(Records contained in a dataset)

..........

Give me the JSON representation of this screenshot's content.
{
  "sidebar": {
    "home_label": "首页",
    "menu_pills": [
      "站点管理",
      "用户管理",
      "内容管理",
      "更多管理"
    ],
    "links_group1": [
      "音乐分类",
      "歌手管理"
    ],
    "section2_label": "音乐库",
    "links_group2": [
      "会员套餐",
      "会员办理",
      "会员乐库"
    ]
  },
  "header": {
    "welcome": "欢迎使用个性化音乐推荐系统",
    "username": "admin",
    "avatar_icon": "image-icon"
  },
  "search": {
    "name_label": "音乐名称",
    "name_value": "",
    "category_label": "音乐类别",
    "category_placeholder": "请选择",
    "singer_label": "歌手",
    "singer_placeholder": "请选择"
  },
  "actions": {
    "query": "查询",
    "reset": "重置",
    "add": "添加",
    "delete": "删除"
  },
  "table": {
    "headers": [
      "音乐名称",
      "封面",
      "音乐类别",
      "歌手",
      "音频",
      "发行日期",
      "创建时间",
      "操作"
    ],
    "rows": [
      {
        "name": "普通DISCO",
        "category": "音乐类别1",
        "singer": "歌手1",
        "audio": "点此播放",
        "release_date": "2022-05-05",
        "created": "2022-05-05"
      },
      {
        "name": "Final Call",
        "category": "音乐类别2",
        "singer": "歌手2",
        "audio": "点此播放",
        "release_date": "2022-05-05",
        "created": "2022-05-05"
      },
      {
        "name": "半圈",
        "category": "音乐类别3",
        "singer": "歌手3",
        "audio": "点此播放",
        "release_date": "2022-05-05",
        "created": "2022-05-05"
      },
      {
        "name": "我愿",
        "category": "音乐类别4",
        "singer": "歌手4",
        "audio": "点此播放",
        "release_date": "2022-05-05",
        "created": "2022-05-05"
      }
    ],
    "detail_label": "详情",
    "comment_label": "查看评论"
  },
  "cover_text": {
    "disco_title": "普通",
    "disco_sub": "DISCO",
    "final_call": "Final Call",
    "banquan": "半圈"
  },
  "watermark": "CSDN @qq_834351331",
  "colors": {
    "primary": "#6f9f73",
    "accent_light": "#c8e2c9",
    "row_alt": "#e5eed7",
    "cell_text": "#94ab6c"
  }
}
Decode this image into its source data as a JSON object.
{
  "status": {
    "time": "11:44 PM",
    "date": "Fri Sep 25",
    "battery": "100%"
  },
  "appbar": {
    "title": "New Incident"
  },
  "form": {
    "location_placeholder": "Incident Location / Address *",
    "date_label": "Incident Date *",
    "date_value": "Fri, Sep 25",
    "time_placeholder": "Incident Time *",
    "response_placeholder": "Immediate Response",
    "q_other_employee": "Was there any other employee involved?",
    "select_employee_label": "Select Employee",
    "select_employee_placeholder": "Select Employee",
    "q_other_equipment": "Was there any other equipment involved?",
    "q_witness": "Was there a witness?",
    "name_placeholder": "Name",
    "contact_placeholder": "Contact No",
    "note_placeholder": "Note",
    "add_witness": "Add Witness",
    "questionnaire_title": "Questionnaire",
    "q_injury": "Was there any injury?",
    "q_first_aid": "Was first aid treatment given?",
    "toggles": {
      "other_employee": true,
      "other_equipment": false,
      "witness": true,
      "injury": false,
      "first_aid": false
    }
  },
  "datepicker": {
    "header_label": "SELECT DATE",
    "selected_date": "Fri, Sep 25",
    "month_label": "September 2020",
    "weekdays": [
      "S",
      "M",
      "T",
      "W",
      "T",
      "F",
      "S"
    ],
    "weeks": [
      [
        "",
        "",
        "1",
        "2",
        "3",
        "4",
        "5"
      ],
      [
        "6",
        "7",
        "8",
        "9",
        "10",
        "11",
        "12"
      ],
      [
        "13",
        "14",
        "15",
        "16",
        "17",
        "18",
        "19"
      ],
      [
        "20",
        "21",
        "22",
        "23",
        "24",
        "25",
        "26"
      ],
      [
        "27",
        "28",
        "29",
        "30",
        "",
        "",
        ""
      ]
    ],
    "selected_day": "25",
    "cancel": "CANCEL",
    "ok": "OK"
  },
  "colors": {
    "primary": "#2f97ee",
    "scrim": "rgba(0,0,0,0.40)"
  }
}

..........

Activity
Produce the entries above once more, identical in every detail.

Answer section
Give me the JSON representation of this screenshot's content.
{
  "sidebar": {
    "home_label": "首页",
    "menu_pills": [
      "站点管理",
      "用户管理",
      "内容管理",
      "更多管理"
    ],
    "links_group1": [
      "音乐分类",
      "歌手管理"
    ],
    "section2_label": "音乐库",
    "links_group2": [
      "会员套餐",
      "会员办理",
      "会员乐库"
    ]
  },
  "header": {
    "welcome": "欢迎使用个性化音乐推荐系统",
    "username": "admin",
    "avatar_icon": "image-icon"
  },
  "search": {
    "name_label": "音乐名称",
    "name_value": "",
    "category_label": "音乐类别",
    "category_placeholder": "请选择",
    "singer_label": "歌手",
    "singer_placeholder": "请选择"
  },
  "actions": {
    "query": "查询",
    "reset": "重置",
    "add": "添加",
    "delete": "删除"
  },
  "table": {
    "headers": [
      "音乐名称",
      "封面",
      "音乐类别",
      "歌手",
      "音频",
      "发行日期",
      "创建时间",
      "操作"
    ],
    "rows": [
      {
        "name": "普通DISCO",
        "category": "音乐类别1",
        "singer": "歌手1",
        "audio": "点此播放",
        "release_date": "2022-05-05",
        "created": "2022-05-05"
      },
      {
        "name": "Final Call",
        "category": "音乐类别2",
        "singer": "歌手2",
        "audio": "点此播放",
        "release_date": "2022-05-05",
        "created": "2022-05-05"
      },
      {
        "name": "半圈",
        "category": "音乐类别3",
        "singer": "歌手3",
        "audio": "点此播放",
        "release_date": "2022-05-05",
        "created": "2022-05-05"
      },
      {
        "name": "我愿",
        "category": "音乐类别4",
        "singer": "歌手4",
        "audio": "点此播放",
        "release_date": "2022-05-05",
        "created": "2022-05-05"
      }
    ],
    "detail_label": "详情",
    "comment_label": "查看评论"
  },
  "cover_text": {
    "disco_title": "普通",
    "disco_sub": "DISCO",
    "final_call": "Final Call",
    "banquan": "半圈"
  },
  "watermark": "CSDN @qq_834351331",
  "colors": {
    "primary": "#6f9f73",
    "accent_light": "#c8e2c9",
    "row_alt": "#e5eed7",
    "cell_text": "#94ab6c"
  }
}
Decode this image into its source data as a JSON object.
{
  "status": {
    "time": "11:44 PM",
    "date": "Fri Sep 25",
    "battery": "100%"
  },
  "appbar": {
    "title": "New Incident"
  },
  "form": {
    "location_placeholder": "Incident Location / Address *",
    "date_label": "Incident Date *",
    "date_value": "Fri, Sep 25",
    "time_placeholder": "Incident Time *",
    "response_placeholder": "Immediate Response",
    "q_other_employee": "Was there any other employee involved?",
    "select_employee_label": "Select Employee",
    "select_employee_placeholder": "Select Employee",
    "q_other_equipment": "Was there any other equipment involved?",
    "q_witness": "Was there a witness?",
    "name_placeholder": "Name",
    "contact_placeholder": "Contact No",
    "note_placeholder": "Note",
    "add_witness": "Add Witness",
    "questionnaire_title": "Questionnaire",
    "q_injury": "Was there any injury?",
    "q_first_aid": "Was first aid treatment given?",
    "toggles": {
      "other_employee": true,
      "other_equipment": false,
      "witness": true,
      "injury": false,
      "first_aid": false
    }
  },
  "datepicker": {
    "header_label": "SELECT DATE",
    "selected_date": "Fri, Sep 25",
    "month_label": "September 2020",
    "weekdays": [
      "S",
      "M",
      "T",
      "W",
      "T",
      "F",
      "S"
    ],
    "weeks": [
      [
        "",
        "",
        "1",
        "2",
        "3",
        "4",
        "5"
      ],
      [
        "6",
        "7",
        "8",
        "9",
        "10",
        "11",
        "12"
      ],
      [
        "13",
        "14",
        "15",
        "16",
        "17",
        "18",
        "19"
      ],
      [
        "20",
        "21",
        "22",
        "23",
        "24",
        "25",
        "26"
      ],
      [
        "27",
        "28",
        "29",
        "30",
        "",
        "",
        ""
      ]
    ],
    "selected_day": "25",
    "cancel": "CANCEL",
    "ok": "OK"
  },
  "colors": {
    "primary": "#2f97ee",
    "scrim": "rgba(0,0,0,0.40)"
  }
}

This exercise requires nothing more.